DESCRIPTION OF THE TASK: Leave out the pictures and copy everything else in the entries exactly.

:: GIVEN RECORDS ::

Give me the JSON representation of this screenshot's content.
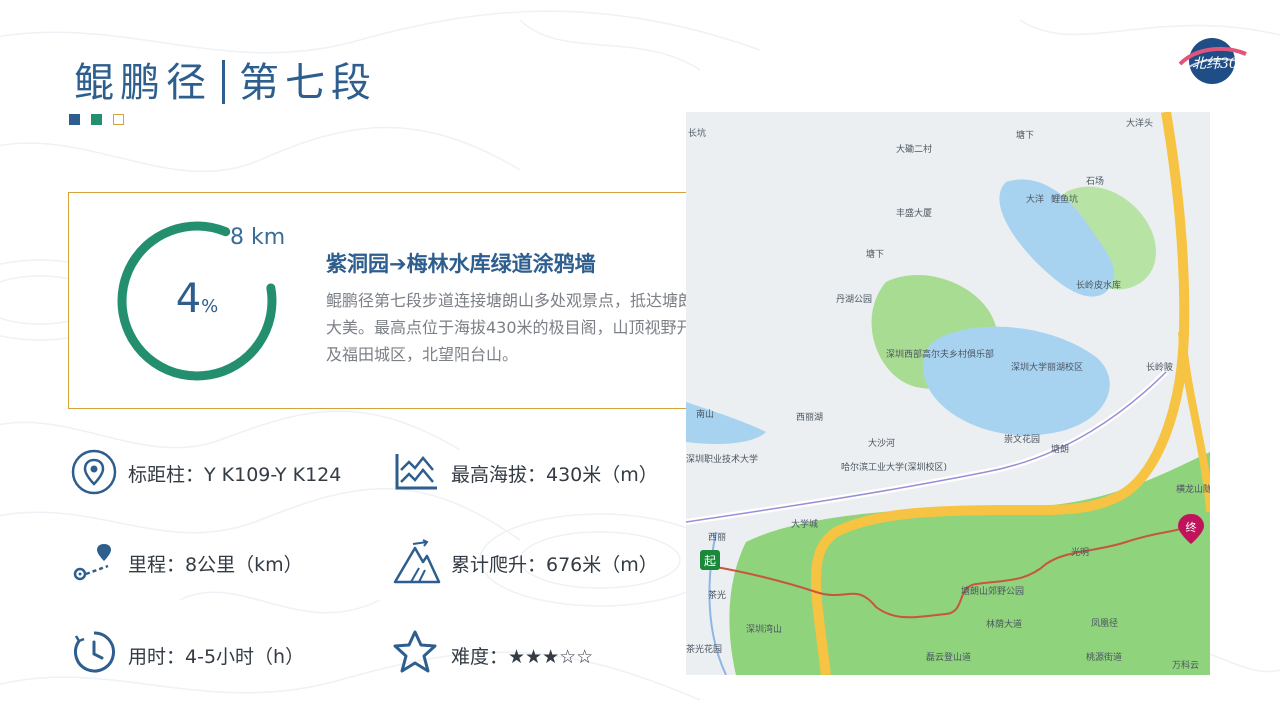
{
  "header": {
    "title_main": "鲲鹏径",
    "title_section": "第七段",
    "logo_text": "北纬30"
  },
  "colors": {
    "primary": "#2d5e8e",
    "accent_green": "#248f6f",
    "accent_gold": "#d6a23b",
    "map_green": "#8fd37c",
    "map_road": "#f6c343"
  },
  "segment": {
    "progress_percent": 4,
    "distance_label": "8 km",
    "percent_value": "4",
    "percent_unit": "%",
    "route_title": "紫洞园➔梅林水库绿道涂鸦墙",
    "description": "鲲鹏径第七段步道连接塘朗山多处观景点，抵达塘朗山顶峰俯瞰南山大美。最高点位于海拔430米的极目阁，山顶视野开阔，可俯瞰南山及福田城区，北望阳台山。"
  },
  "stats": {
    "markers": "标距柱：Y K109-Y K124",
    "distance": "里程：8公里（km）",
    "duration": "用时：4-5小时（h）",
    "max_altitude": "最高海拔：430米（m）",
    "total_climb": "累计爬升：676米（m）",
    "difficulty": "难度：★★★☆☆"
  },
  "icons": {
    "markers": "map-pin-icon",
    "distance": "route-icon",
    "duration": "clock-icon",
    "altitude": "altitude-chart-icon",
    "climb": "mountain-icon",
    "difficulty": "star-icon"
  },
  "map": {
    "start_label": "起",
    "end_label": "终",
    "labels": [
      "长坑",
      "大磡二村",
      "大洋头",
      "塘下",
      "石场",
      "大洋",
      "鲤鱼坑",
      "丰盛大厦",
      "塘下",
      "丹湖公园",
      "长岭皮水库",
      "深圳西部高尔夫乡村俱乐部",
      "深圳大学丽湖校区",
      "崇文花园",
      "南山",
      "大沙河",
      "西丽湖",
      "哈尔滨工业大学(深圳校区)",
      "深圳职业技术大学",
      "大学城",
      "西丽",
      "茶光",
      "深圳湾山",
      "塘朗山郊野公园",
      "光明",
      "凤凰径",
      "磊云登山道",
      "林荫大道",
      "桃源街道",
      "长岭陂",
      "塘朗",
      "横龙山隧道",
      "万科云",
      "茶光花园"
    ]
  }
}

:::

SOLUTION FOR THIS EXERCISE:
Give me the JSON representation of this screenshot's content.
{
  "header": {
    "title_main": "鲲鹏径",
    "title_section": "第七段",
    "logo_text": "北纬30"
  },
  "colors": {
    "primary": "#2d5e8e",
    "accent_green": "#248f6f",
    "accent_gold": "#d6a23b",
    "map_green": "#8fd37c",
    "map_road": "#f6c343"
  },
  "segment": {
    "progress_percent": 4,
    "distance_label": "8 km",
    "percent_value": "4",
    "percent_unit": "%",
    "route_title": "紫洞园➔梅林水库绿道涂鸦墙",
    "description": "鲲鹏径第七段步道连接塘朗山多处观景点，抵达塘朗山顶峰俯瞰南山大美。最高点位于海拔430米的极目阁，山顶视野开阔，可俯瞰南山及福田城区，北望阳台山。"
  },
  "stats": {
    "markers": "标距柱：Y K109-Y K124",
    "distance": "里程：8公里（km）",
    "duration": "用时：4-5小时（h）",
    "max_altitude": "最高海拔：430米（m）",
    "total_climb": "累计爬升：676米（m）",
    "difficulty": "难度：★★★☆☆"
  },
  "icons": {
    "markers": "map-pin-icon",
    "distance": "route-icon",
    "duration": "clock-icon",
    "altitude": "altitude-chart-icon",
    "climb": "mountain-icon",
    "difficulty": "star-icon"
  },
  "map": {
    "start_label": "起",
    "end_label": "终",
    "labels": [
      "长坑",
      "大磡二村",
      "大洋头",
      "塘下",
      "石场",
      "大洋",
      "鲤鱼坑",
      "丰盛大厦",
      "塘下",
      "丹湖公园",
      "长岭皮水库",
      "深圳西部高尔夫乡村俱乐部",
      "深圳大学丽湖校区",
      "崇文花园",
      "南山",
      "大沙河",
      "西丽湖",
      "哈尔滨工业大学(深圳校区)",
      "深圳职业技术大学",
      "大学城",
      "西丽",
      "茶光",
      "深圳湾山",
      "塘朗山郊野公园",
      "光明",
      "凤凰径",
      "磊云登山道",
      "林荫大道",
      "桃源街道",
      "长岭陂",
      "塘朗",
      "横龙山隧道",
      "万科云",
      "茶光花园"
    ]
  }
}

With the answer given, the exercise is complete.